As NATO leaders convene for the weekend summit in Chicago, one pressing issue is whether, and how much, the post-NATO-withdrawal Afghan security forces can be pared down to save money.
Can Afghanistan administer an ethnically diverse and geographically challenging country, hold off an insurgency, and prevent Al Qaeda from taking up residence again, all with fewer than a quarter million security personnel?
That is one of the key questions that NATO leaders will take up at their two-day summit in Chicago beginning Sunday. After spending billions of dollars and providing years of training to create a national security force of army and police that numbers about 350,000, NATO and partner countries will mull a proposal to whittle that down to about 230,000 by 2015, when NATO’s combat role will have officially ceased.

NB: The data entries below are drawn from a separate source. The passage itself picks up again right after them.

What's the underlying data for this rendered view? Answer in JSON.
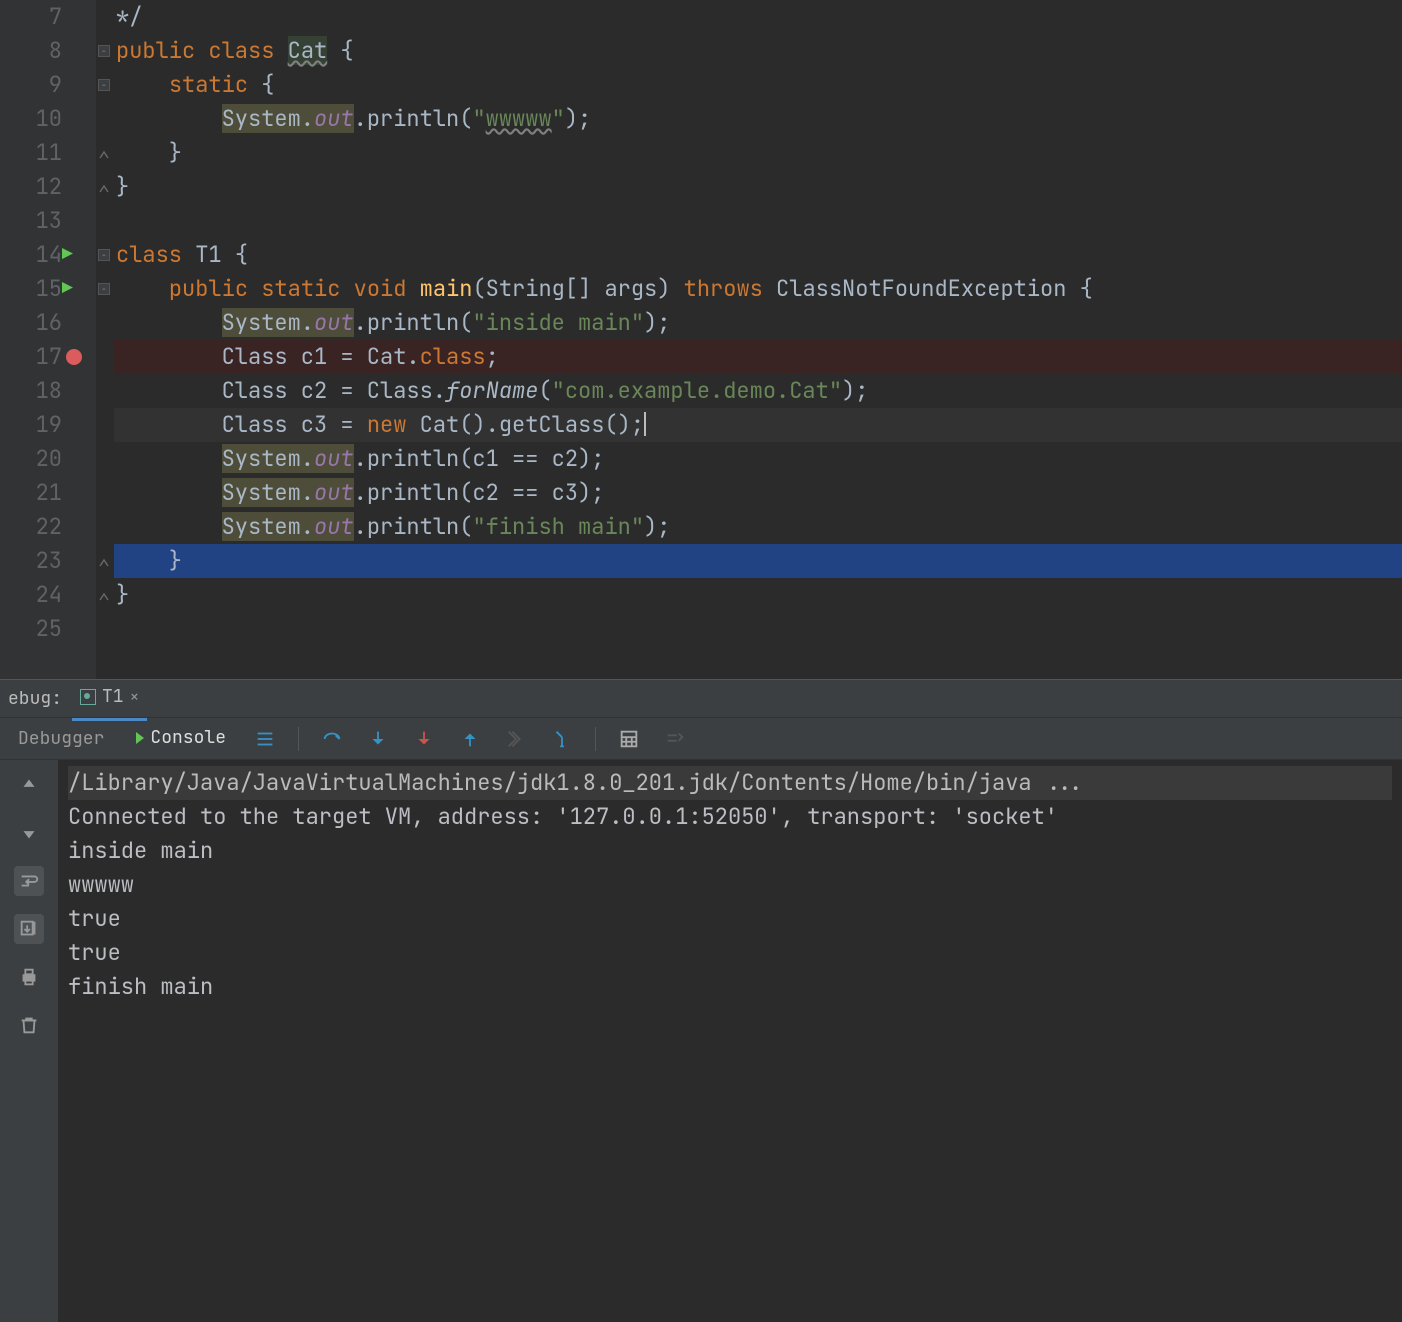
{
  "editor": {
    "lines": [
      {
        "n": 7,
        "html": "*/",
        "fold": ""
      },
      {
        "n": 8,
        "html": "<span class='kw'>public</span> <span class='kw'>class</span> <span class='hl-cat'>Cat</span> {",
        "fold": "-"
      },
      {
        "n": 9,
        "html": "    <span class='kw'>static</span> {",
        "fold": "-"
      },
      {
        "n": 10,
        "html": "        <span class='hl-out'>System.<span class='field'>out</span></span>.println(<span class='str'>\"<span class='hl-str-u'>wwwww</span>\"</span>);"
      },
      {
        "n": 11,
        "html": "    }",
        "fold": "^"
      },
      {
        "n": 12,
        "html": "}",
        "fold": "^"
      },
      {
        "n": 13,
        "html": ""
      },
      {
        "n": 14,
        "html": "<span class='kw'>class</span> T1 {",
        "run": true,
        "fold": "-"
      },
      {
        "n": 15,
        "html": "    <span class='kw'>public</span> <span class='kw'>static</span> <span class='kw'>void</span> <span class='fn'>main</span>(String[] args) <span class='kw'>throws</span> ClassNotFoundException {",
        "run": true,
        "fold": "-"
      },
      {
        "n": 16,
        "html": "        <span class='hl-out'>System.<span class='field'>out</span></span>.println(<span class='str'>\"inside main\"</span>);"
      },
      {
        "n": 17,
        "html": "        Class c1 = Cat.<span class='kw'>class</span>;",
        "bp": true,
        "bpline": true
      },
      {
        "n": 18,
        "html": "        Class c2 = Class.<span class='staticm'>forName</span>(<span class='str'>\"com.example.demo.Cat\"</span>);"
      },
      {
        "n": 19,
        "html": "        Class c3 = <span class='kw'>new</span> Cat().getClass();",
        "cur": true,
        "caret": true
      },
      {
        "n": 20,
        "html": "        <span class='hl-out'>System.<span class='field'>out</span></span>.println(c1 == c2);"
      },
      {
        "n": 21,
        "html": "        <span class='hl-out'>System.<span class='field'>out</span></span>.println(c2 == c3);"
      },
      {
        "n": 22,
        "html": "        <span class='hl-out'>System.<span class='field'>out</span></span>.println(<span class='str'>\"finish main\"</span>);"
      },
      {
        "n": 23,
        "html": "    }",
        "sel": true,
        "fold": "^"
      },
      {
        "n": 24,
        "html": "}",
        "fold": "^"
      },
      {
        "n": 25,
        "html": ""
      }
    ]
  },
  "debug": {
    "label": "ebug:",
    "run_config": "T1",
    "tabs": {
      "debugger": "Debugger",
      "console": "Console"
    },
    "console_lines": [
      {
        "cls": "cmd",
        "text": "/Library/Java/JavaVirtualMachines/jdk1.8.0_201.jdk/Contents/Home/bin/java ..."
      },
      {
        "cls": "",
        "text": "Connected to the target VM, address: '127.0.0.1:52050', transport: 'socket'"
      },
      {
        "cls": "",
        "text": "inside main"
      },
      {
        "cls": "",
        "text": "wwwww"
      },
      {
        "cls": "",
        "text": "true"
      },
      {
        "cls": "",
        "text": "true"
      },
      {
        "cls": "",
        "text": "finish main"
      }
    ]
  }
}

Driving the proposal to reduce Afghan security forces by about a third is economic reality, not necessarily conditions on the ground. The 230,000 number is only one of several options proposed by NATO commanders in Afghanistan based on different security scenarios, but it is the one that seems to be winning growing favor in NATO capitals.
The United States, which is likely to chip in for around half of the annual cost of keeping the security forces going, is tired enough of paying out, judging by attitudes in Congress and recent public opinion polls. European countries seem even less inclined to keep the funding going.